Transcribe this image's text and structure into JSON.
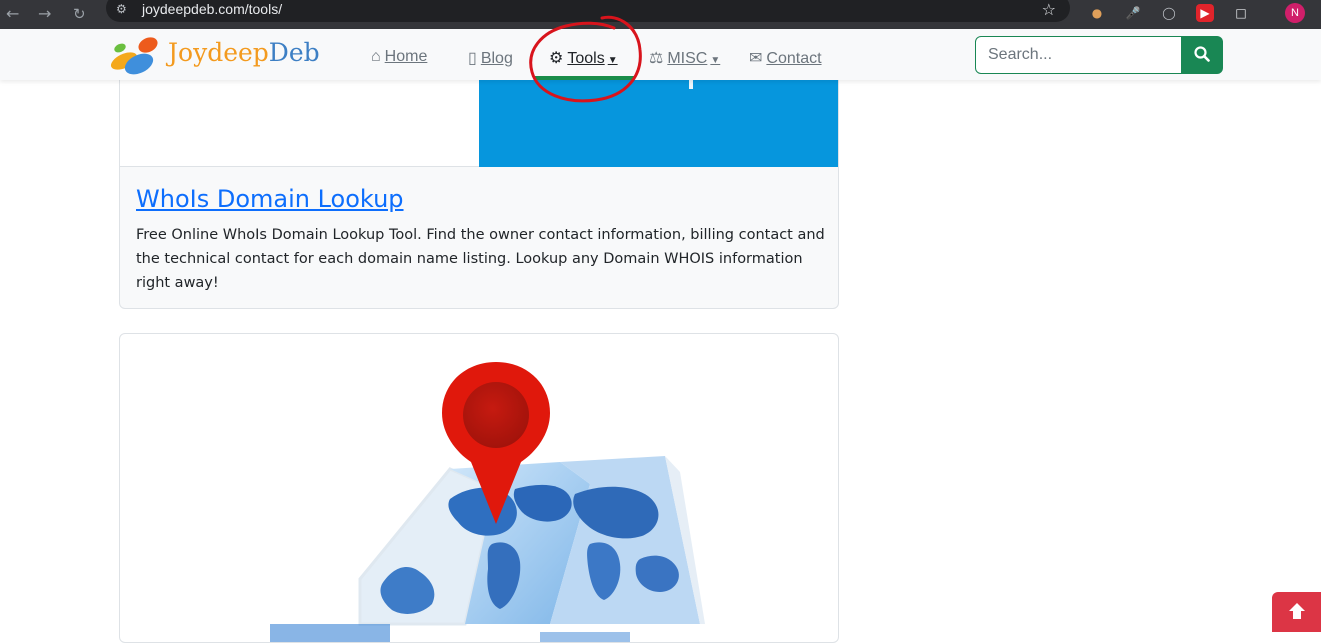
{
  "browser": {
    "url": "joydeepdeb.com/tools/",
    "profile_initial": "N"
  },
  "brand": {
    "part1": "Joydeep",
    "part2": "Deb"
  },
  "nav": {
    "home": "Home",
    "blog": "Blog",
    "tools": "Tools",
    "misc": "MISC",
    "contact": "Contact"
  },
  "search": {
    "placeholder": "Search..."
  },
  "cards": [
    {
      "title": "WhoIs Domain Lookup",
      "description": "Free Online WhoIs Domain Lookup Tool. Find the owner contact information, billing contact and the technical contact for each domain name listing. Lookup any Domain WHOIS information right away!"
    }
  ],
  "colors": {
    "accent": "#198754",
    "link": "#0d6efd",
    "card_blue": "#0696dd",
    "pin_red": "#e0180c",
    "back_to_top": "#dc3545"
  }
}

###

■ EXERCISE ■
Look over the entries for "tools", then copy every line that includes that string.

■ ANSWER TO THE PROBLEM ■
    "url": "joydeepdeb.com/tools/",
    "tools": "Tools",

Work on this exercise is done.